New research commissioned by Clean Up The Internet has found that just under four-fifths (78%) of UK social media users believe that it would be helpful to be able to see which social media accounts have been verified, to help them avoid scams. Almost as many also said being able to see which accounts have been verified would help with identifying bullies or trolls (77%); spotting false or misleading news stories (72%); and buying products or services (68%).
These findings lend further weight to research which we published in April 2023, which found that the ability to create anonymous and deceptive social media accounts is a key enabler of online fraud, and that users being able to check other users' verification status could be a very significant fraud prevention measure. It also echoes findings from regulator Ofcom, published in March 2023, that a ‘warning from the platform that content or messages come from an unverified source’ is the most popular measure platforms could introduce to help users avoid getting drawn into scams.
We commissioned this fresh research to encourage the government to amend the Online Safety Bill, to require platforms to offer those users who choose to verify their identity an option to make the fact that they are verified visible to other users.

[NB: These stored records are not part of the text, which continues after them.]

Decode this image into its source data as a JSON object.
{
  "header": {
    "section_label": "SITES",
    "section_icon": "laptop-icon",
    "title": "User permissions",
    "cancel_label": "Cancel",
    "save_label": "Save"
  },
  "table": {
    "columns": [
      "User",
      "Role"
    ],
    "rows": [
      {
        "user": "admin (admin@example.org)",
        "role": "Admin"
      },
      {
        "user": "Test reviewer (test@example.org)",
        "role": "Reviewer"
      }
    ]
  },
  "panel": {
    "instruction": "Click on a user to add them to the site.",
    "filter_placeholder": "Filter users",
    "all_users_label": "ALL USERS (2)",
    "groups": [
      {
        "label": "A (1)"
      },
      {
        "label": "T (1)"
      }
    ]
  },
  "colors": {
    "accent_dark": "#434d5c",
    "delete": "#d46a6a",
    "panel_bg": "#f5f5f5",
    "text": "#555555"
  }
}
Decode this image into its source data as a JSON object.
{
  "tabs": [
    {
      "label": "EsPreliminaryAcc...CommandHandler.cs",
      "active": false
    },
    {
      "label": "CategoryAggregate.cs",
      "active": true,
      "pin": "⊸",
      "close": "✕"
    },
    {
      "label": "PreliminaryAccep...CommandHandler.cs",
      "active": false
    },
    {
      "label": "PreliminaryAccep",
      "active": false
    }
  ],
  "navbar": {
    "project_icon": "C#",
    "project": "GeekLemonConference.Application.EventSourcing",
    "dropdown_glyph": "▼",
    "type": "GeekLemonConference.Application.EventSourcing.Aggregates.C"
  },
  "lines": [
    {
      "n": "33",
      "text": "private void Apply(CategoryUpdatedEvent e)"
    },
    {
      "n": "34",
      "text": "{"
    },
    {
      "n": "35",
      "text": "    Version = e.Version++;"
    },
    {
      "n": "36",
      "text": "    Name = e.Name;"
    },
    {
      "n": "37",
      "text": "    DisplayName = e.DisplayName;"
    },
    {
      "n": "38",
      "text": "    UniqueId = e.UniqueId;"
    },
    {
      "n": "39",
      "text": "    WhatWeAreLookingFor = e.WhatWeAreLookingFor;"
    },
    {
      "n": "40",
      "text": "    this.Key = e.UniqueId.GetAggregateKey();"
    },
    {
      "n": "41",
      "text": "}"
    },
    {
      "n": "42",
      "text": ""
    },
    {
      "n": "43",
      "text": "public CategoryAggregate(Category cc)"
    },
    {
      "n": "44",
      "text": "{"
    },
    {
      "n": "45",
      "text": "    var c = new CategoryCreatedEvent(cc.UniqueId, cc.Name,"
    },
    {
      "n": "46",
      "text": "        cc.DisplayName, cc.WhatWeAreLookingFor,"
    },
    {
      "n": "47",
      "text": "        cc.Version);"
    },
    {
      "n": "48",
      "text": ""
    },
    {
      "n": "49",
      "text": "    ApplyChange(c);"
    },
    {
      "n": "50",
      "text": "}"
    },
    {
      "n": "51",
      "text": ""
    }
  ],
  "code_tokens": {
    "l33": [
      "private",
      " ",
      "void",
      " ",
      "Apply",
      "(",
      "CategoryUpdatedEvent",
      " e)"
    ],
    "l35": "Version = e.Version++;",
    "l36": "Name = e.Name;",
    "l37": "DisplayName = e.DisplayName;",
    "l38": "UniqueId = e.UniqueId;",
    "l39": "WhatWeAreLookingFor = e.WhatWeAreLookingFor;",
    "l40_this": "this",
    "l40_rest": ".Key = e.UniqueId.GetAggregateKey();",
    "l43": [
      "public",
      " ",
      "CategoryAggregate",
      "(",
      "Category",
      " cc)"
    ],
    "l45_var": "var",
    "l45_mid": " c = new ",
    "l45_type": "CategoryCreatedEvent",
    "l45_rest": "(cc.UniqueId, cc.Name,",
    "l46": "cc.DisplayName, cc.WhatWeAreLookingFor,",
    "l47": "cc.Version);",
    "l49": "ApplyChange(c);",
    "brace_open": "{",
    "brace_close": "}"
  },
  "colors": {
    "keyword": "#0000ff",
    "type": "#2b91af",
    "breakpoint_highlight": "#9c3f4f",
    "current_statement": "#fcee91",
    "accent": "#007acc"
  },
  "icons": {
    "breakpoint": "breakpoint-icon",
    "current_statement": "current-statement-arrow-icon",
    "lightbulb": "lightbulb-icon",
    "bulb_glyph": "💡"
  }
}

The research found that if social media platforms did offer users this choice, 74% of UK users said they would be willing to allow other users to see their “verified” status.
It’s not surprising that there is such a high level of public appetite to be able to see whether or not other accounts are verified, or willingness amongst users to share their own verification status with others. The public understands that identity concealment and deception on social media currently enable a vast amount of harmful online behaviour, and recognises that robust, universally available, visible verification would be a powerful impediment to those who wish to use fake and deceptive accounts to harm other users.
Nor is it surprising that appetite for these measures is particularly high when it comes to avoiding online scams. Fraud is a rising problem in the UK. The government’s Crime Survey for England and Wales found that fraud is the most commonly experienced crime in England and Wales, with 3.8 million offences accounting for 41% of all crimes. The police body responsible for fraud, Action Fraud, reports that over 80% of fraud is cyber-enabled, with Ofcom estimating that 23% of fraud is initiated on social media. That is a huge amount of crime, and its impact is widely felt. An effective User Verification Duty in the Online Safety Bill could be a simple and cheap way of driving these numbers down.
If verification status was visible, “check if the account is verified” could become a very simple, and very powerful, piece of advice for consumers. Without this visibility, the impact of the User Verification Duty will be greatly reduced, which would be a huge missed opportunity. This latest research suggests that tightening up the User Verification Duty, to ensure users can allow other users to see that they are verified and act upon that knowledge, would be popular as well as effective.
The research was carried out by independent polling and research company Opinium. The total sample size was 2077 adults, and fieldwork was undertaken between 14th and 16th June 2023. The figures have been weighted to be nationally and politically representative of all UK adults. The full results table is available here.